Economic Value:
Due to the fact that Hellbenders eat crayfish, which can eat the eggs of commercially valuable fish and serves as prey to commercially valuable fish like the Smallmouth bass and Rainbow trout, they are economically valuable to the freshwater sportfishing industry. Within the Hellbender’s native range, freshwater sportfishing is an over 8 billion dollar industry and produces over 114,000 jobs. So, their role of predator to crayfish and prey to fish help them support these economic endeavors. Their role as bioindicator is also economically important since water quality is important not just to wildlife, but to people who rely on groundwater as well.


Conservation Message:
Environmentally-based, individual action message

Hellbenders are uniquely adapted freshwater salamanders that live under rocks on stream beds and they serve dual roles in their environment. They help control crayfish populations that can harm other species if left unchecked and they also help to feed other species sharing their streams. So, they are able to protect the health and balance of their habitat thanks to their dual roles. However, Hellbenders are facing challenges that prevent them from maintaining the health of our freshwater streams. A major challenge they face is their streams being altered by human activity. We can protect them by maintaining their habitats through simple actions. One way we can protect them is by following the “Leave No Trace” rule when visiting waterways, which means not altering or disturbing nature. When we alter streams and rivers by moving and stacking rocks, it removes places where the Hellbenders can live, and they struggle to find homes. When we visit parks and other natural spaces, we can admire the beauty of nature without altering it to protect these special salamanders by leaving no trace of our presence, so they can thrive and keep our streams healthy.

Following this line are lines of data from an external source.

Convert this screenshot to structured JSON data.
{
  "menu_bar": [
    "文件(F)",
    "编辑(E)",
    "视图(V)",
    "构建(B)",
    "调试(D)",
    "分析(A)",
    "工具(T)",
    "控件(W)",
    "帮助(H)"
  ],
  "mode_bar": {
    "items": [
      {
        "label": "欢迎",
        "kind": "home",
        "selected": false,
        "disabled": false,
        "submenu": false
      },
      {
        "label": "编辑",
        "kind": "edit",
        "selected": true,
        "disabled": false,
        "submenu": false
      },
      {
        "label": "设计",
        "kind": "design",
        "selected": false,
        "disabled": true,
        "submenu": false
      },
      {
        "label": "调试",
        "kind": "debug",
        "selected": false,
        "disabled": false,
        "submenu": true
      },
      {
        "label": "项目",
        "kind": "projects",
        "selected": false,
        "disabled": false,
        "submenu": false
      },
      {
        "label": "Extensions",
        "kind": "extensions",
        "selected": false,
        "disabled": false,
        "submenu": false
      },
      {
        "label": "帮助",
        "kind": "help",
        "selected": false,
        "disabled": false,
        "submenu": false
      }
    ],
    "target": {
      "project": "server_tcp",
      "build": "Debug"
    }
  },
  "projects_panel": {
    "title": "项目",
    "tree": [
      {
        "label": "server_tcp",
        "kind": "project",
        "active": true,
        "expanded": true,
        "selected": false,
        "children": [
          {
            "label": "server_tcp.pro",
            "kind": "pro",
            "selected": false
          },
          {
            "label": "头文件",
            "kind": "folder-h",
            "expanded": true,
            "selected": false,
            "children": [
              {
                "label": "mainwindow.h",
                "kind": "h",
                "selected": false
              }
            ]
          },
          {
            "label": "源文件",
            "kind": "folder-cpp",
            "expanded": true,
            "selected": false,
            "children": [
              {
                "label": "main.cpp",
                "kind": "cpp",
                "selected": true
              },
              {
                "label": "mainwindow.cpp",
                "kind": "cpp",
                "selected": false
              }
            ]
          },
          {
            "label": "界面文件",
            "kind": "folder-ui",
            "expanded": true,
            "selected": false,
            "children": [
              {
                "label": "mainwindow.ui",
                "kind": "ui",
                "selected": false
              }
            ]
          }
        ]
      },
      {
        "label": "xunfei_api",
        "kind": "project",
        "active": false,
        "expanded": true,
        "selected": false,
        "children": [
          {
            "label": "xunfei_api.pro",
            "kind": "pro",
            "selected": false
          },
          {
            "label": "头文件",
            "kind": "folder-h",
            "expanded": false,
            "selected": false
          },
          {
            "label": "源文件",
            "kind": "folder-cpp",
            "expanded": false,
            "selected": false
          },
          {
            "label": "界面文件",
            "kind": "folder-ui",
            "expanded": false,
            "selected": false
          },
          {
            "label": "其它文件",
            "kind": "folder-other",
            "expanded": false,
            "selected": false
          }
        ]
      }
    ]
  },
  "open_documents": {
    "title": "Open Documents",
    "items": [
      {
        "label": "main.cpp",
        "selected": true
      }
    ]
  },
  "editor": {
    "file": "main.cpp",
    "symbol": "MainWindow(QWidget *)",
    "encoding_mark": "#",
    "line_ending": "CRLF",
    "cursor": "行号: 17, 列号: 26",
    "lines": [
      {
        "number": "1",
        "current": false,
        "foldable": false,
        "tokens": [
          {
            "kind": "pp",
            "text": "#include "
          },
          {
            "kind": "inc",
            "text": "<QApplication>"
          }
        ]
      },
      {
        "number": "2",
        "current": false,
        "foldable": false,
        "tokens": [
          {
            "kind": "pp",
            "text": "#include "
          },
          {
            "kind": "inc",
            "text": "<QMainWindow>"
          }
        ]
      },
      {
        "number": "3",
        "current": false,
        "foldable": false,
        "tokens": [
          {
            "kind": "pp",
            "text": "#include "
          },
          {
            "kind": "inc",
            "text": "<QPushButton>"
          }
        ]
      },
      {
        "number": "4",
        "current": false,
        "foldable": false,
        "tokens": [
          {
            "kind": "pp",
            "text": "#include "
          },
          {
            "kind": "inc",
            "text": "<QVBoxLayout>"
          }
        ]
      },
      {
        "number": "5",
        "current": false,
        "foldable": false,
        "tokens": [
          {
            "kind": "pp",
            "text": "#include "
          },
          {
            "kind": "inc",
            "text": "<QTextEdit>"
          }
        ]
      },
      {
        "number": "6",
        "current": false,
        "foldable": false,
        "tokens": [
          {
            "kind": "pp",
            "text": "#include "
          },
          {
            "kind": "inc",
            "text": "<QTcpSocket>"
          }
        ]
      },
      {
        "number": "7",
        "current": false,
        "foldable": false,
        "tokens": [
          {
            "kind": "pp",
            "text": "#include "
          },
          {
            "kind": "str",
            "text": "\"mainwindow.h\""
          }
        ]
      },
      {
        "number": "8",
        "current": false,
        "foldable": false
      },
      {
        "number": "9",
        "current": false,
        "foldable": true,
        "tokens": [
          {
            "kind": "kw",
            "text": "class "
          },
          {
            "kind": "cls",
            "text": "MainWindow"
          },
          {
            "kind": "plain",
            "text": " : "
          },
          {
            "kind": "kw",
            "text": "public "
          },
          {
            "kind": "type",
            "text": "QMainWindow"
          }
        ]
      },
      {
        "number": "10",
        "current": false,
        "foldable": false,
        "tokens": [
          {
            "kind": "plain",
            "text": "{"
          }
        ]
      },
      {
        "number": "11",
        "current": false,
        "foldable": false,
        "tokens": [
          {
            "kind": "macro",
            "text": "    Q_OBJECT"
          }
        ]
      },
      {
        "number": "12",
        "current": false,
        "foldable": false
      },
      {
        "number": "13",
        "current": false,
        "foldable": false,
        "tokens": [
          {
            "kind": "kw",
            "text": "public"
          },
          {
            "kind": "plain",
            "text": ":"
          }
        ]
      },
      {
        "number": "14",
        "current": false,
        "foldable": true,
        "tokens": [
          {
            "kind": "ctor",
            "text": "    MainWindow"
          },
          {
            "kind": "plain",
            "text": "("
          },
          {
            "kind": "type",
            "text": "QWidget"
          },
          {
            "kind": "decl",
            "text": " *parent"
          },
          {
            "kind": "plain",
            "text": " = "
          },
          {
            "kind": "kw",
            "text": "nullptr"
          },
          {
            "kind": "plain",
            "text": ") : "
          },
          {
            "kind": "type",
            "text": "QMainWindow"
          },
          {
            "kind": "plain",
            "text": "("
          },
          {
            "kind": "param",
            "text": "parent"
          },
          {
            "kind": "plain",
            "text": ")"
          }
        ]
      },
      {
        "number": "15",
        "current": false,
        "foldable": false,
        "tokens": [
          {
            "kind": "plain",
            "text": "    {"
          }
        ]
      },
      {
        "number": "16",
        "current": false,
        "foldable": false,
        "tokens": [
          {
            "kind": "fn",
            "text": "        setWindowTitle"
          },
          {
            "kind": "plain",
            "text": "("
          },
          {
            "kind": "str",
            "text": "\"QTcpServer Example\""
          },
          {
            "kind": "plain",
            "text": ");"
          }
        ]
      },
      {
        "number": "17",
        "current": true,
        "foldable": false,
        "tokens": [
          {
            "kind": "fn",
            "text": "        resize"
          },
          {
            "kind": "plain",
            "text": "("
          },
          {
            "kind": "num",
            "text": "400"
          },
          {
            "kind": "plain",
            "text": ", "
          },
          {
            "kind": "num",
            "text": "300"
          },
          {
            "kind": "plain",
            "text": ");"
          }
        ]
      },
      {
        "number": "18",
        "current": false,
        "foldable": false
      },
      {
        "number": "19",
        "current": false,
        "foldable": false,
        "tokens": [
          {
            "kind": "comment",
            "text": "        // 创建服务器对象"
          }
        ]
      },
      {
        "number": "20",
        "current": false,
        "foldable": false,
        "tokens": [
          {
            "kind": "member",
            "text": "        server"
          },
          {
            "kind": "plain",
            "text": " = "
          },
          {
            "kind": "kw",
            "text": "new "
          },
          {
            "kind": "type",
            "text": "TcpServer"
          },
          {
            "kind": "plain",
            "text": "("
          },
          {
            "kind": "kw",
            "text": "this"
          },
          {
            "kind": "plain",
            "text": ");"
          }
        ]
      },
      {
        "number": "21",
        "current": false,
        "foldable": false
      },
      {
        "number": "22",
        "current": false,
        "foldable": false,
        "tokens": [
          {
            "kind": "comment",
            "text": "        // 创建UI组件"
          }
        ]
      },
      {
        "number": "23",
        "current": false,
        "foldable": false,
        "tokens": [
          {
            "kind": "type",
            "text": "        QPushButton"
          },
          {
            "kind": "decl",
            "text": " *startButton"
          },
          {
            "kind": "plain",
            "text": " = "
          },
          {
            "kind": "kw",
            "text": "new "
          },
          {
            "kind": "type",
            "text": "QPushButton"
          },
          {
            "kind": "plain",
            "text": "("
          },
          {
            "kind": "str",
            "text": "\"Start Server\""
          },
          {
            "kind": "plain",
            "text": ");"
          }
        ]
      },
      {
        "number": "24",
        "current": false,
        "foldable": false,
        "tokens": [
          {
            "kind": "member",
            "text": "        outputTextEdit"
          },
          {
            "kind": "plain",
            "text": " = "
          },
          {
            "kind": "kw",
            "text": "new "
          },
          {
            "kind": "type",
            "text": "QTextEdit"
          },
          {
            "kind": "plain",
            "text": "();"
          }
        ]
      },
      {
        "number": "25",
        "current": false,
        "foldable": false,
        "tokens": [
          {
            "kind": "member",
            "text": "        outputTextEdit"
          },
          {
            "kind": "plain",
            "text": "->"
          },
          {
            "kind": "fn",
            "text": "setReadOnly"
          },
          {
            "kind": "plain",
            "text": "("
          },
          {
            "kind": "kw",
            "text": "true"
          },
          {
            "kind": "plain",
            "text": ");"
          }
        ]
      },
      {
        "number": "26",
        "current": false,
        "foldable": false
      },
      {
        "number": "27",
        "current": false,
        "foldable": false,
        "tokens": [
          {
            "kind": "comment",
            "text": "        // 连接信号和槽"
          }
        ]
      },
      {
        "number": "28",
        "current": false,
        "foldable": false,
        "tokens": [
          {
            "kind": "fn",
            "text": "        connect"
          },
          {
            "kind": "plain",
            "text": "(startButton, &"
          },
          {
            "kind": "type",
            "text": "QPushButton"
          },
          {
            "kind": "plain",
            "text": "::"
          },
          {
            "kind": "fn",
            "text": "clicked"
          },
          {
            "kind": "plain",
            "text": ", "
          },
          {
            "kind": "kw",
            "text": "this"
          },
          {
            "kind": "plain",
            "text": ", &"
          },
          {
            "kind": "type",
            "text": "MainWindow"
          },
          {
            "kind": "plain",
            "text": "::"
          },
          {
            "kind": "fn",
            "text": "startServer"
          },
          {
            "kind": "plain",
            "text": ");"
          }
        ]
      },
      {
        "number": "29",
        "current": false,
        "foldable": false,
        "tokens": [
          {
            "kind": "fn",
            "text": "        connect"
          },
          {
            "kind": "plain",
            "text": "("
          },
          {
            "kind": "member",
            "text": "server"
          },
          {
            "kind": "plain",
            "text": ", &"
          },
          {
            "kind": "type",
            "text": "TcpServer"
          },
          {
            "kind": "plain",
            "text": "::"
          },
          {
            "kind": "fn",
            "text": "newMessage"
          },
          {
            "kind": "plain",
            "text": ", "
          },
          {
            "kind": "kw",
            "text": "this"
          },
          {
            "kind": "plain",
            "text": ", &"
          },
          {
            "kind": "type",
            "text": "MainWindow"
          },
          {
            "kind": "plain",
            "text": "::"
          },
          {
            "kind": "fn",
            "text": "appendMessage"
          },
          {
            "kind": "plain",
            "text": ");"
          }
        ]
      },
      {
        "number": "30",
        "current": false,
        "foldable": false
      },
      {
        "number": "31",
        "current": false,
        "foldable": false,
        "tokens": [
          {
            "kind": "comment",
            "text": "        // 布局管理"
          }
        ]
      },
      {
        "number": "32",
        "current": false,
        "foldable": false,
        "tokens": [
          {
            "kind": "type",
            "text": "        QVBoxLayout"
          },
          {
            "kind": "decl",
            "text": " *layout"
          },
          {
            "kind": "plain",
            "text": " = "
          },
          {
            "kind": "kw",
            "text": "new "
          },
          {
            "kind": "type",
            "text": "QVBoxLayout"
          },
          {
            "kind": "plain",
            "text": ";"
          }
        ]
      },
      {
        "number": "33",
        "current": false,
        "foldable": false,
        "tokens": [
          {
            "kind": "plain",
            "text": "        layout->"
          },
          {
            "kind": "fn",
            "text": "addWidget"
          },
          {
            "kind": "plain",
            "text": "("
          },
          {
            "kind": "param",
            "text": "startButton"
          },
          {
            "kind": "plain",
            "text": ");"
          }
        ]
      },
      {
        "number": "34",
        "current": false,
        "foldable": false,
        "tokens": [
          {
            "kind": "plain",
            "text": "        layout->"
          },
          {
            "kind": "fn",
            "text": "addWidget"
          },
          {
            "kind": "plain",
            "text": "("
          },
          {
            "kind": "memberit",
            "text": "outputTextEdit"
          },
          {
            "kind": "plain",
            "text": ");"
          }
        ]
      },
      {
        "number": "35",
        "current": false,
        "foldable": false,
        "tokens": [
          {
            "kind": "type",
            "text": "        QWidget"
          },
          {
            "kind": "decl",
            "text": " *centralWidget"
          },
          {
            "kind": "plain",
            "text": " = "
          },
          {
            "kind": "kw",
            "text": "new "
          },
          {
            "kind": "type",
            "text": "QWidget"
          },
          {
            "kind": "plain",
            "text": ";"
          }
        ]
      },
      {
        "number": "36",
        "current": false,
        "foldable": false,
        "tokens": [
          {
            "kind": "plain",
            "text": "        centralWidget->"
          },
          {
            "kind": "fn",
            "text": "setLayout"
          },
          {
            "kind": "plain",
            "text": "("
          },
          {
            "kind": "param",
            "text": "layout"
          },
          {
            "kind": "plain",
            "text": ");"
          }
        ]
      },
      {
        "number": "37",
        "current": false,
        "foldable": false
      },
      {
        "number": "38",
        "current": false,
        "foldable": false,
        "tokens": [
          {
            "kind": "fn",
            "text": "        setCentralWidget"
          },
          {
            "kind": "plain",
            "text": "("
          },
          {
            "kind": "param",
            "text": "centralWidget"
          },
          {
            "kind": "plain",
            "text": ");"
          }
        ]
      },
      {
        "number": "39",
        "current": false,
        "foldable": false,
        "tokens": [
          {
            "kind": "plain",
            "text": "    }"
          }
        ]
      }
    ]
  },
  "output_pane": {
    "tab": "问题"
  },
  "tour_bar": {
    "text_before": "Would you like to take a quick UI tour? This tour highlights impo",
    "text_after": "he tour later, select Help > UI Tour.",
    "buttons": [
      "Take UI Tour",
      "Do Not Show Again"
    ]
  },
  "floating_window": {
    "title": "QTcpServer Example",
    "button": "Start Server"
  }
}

Environmentally-based, community action message
Hellbenders are uniquely adapted freshwater salamanders that live under rocks on stream beds and they serve dual roles in their environment. They help control crayfish populations that can harm other species if left unchecked and they also help to feed other species sharing their streams. So, they are able to protect the health and balance of their habitat thanks to their dual roles. However, Hellbenders are facing challenges that prevent them from maintaining the health of our freshwater streams. A major challenge they face is their streams being altered by human activity, particularly from sediment pollution. When shorelines erode from poor land management practices, it causes silt and other sediments to fall into waterways and fills in the crevices Hellbenders use for a home. We can protect them through maintaining their habitat by encouraging more farms to adopt anti-erosion practices that prevent sediment pollution in local waterways such as using cover crops and no-till farming techniques. This will help protect these special salamanders by reducing sediment pollution, so they can thrive and keep our streams healthy.